■ **THE TASK**: Would you output each record exactly as it stands?

*** DATA UNDER STUDY ***

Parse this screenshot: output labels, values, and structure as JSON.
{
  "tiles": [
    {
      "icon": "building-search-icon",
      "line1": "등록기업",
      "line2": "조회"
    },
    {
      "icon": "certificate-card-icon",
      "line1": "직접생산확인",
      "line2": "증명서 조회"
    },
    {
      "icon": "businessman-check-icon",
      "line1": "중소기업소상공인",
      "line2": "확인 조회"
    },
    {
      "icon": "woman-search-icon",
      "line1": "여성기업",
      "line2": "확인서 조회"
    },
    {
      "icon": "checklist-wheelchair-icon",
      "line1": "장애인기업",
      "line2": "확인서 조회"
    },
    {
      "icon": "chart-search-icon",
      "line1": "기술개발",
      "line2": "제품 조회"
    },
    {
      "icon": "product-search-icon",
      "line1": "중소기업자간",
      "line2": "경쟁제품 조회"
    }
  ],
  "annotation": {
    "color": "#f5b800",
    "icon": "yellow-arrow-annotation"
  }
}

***

■ **OUTPUT OF THE TASK**:
Parse this screenshot: output labels, values, and structure as JSON.
{
  "tiles": [
    {
      "icon": "building-search-icon",
      "line1": "등록기업",
      "line2": "조회"
    },
    {
      "icon": "certificate-card-icon",
      "line1": "직접생산확인",
      "line2": "증명서 조회"
    },
    {
      "icon": "businessman-check-icon",
      "line1": "중소기업소상공인",
      "line2": "확인 조회"
    },
    {
      "icon": "woman-search-icon",
      "line1": "여성기업",
      "line2": "확인서 조회"
    },
    {
      "icon": "checklist-wheelchair-icon",
      "line1": "장애인기업",
      "line2": "확인서 조회"
    },
    {
      "icon": "chart-search-icon",
      "line1": "기술개발",
      "line2": "제품 조회"
    },
    {
      "icon": "product-search-icon",
      "line1": "중소기업자간",
      "line2": "경쟁제품 조회"
    }
  ],
  "annotation": {
    "color": "#f5b800",
    "icon": "yellow-arrow-annotation"
  }
}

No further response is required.